Karrowni W, Makki N, Dhaliwal AS, et al. Single versus double stenting for unprotected left main coronary artery bifurcation lesions: a systematic review and meta-analysis. J Invasive Cardiol. 2014;26(6):229-233.
Bernelli C, Chieffo A, Buchanan GL, et al. New-generation drug-eluting stent experience in the percutaneous treatment of unprotected left main coronary artery disease: the NEST registry. J Invasive Cardiol. 2013;25(6):269-275.

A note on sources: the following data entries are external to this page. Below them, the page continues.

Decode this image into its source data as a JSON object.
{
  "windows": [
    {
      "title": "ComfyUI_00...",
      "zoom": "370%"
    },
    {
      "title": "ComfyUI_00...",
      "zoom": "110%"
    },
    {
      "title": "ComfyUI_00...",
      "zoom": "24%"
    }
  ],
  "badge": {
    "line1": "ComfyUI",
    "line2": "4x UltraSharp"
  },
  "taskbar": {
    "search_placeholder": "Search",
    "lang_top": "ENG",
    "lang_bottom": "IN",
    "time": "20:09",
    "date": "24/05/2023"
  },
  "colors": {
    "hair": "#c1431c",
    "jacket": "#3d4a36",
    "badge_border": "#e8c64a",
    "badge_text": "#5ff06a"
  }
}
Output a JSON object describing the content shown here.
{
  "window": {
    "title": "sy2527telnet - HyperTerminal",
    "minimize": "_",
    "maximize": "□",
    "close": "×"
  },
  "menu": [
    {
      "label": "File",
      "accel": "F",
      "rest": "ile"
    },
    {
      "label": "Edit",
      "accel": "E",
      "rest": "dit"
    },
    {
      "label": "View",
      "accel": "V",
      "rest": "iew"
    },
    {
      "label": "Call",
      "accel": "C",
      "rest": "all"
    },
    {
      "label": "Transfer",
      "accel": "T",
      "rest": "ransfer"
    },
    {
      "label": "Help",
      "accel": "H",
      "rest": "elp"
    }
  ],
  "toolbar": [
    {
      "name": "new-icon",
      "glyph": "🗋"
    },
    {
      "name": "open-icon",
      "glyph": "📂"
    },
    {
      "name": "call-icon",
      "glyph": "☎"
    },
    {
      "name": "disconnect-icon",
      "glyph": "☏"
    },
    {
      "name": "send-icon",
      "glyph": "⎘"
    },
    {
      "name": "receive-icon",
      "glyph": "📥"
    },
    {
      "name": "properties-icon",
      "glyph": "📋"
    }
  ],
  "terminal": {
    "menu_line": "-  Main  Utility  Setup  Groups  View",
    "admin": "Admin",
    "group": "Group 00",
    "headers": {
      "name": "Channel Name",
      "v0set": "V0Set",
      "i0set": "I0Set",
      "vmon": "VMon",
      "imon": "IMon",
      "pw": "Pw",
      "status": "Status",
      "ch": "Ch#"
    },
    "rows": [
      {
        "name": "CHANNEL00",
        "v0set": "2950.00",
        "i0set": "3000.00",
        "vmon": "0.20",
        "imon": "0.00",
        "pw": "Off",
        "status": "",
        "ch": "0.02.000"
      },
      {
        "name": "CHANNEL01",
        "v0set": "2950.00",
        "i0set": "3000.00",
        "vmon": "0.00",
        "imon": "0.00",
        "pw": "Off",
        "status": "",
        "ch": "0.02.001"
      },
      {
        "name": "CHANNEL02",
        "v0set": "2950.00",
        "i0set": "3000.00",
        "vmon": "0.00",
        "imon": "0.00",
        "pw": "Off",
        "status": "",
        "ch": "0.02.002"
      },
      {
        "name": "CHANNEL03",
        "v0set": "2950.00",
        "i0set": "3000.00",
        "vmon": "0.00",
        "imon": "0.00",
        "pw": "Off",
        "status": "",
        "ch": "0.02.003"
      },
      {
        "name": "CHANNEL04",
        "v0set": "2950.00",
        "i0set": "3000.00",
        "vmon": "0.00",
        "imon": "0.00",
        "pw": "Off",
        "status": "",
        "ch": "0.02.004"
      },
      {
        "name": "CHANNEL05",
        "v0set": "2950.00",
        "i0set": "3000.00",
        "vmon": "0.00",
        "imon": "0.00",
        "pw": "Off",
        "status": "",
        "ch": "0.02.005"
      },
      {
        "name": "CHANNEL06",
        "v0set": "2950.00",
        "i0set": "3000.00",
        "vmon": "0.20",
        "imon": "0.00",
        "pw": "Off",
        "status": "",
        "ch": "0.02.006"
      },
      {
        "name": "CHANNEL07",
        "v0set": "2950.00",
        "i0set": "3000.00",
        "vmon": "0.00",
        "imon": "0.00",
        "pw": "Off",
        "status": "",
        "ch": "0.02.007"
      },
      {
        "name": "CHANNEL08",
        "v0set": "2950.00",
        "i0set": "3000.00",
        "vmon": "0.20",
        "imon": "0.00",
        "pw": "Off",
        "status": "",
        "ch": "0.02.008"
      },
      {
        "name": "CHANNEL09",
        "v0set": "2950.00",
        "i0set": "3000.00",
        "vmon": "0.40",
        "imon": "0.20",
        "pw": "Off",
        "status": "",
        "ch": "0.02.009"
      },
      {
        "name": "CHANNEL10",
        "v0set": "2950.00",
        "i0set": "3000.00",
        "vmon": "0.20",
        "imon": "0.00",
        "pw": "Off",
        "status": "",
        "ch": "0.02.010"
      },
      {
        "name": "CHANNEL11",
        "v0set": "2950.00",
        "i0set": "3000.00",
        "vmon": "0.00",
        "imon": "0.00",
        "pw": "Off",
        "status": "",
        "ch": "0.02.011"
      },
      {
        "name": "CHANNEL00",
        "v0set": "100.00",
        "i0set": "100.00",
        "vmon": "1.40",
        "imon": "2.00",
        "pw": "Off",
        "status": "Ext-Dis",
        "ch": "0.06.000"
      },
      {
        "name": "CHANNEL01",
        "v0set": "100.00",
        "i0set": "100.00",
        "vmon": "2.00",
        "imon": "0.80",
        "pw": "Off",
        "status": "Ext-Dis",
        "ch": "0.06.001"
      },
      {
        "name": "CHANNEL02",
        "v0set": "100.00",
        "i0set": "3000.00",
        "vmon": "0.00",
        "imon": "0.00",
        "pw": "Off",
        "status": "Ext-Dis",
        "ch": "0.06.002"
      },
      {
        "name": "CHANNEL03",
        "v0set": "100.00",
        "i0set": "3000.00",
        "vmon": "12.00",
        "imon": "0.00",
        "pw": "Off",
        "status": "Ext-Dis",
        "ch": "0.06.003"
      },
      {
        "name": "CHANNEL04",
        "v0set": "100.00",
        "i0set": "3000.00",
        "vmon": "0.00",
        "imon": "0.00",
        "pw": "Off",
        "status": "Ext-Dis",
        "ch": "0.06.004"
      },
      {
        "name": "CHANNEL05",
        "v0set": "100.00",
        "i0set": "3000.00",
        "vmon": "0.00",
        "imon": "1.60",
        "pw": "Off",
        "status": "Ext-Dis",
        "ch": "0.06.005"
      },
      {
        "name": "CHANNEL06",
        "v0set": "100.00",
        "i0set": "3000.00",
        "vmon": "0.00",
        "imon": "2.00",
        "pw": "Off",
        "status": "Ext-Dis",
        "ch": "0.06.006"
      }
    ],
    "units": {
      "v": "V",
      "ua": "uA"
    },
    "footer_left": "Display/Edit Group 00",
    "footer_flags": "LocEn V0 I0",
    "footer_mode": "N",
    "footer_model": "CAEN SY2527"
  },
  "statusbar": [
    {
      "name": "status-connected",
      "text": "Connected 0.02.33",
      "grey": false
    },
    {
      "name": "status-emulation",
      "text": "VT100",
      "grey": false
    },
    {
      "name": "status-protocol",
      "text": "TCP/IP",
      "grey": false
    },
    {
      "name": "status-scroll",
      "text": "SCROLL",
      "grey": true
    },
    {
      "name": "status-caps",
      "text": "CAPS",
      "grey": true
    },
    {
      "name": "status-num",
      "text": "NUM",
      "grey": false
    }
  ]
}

Gagnor A, Tomassini F, Romagnoli E, et al. Primary angioplasty in ST-elevation myocardial infarction due to unprotected left-main coronary disease in a high-volume catheterization center without on-site surgery facilities: immediate and medium-term outcome: the STEMI-Placet Registry. J Invasive Cardiol. 2012;24(12):645-649.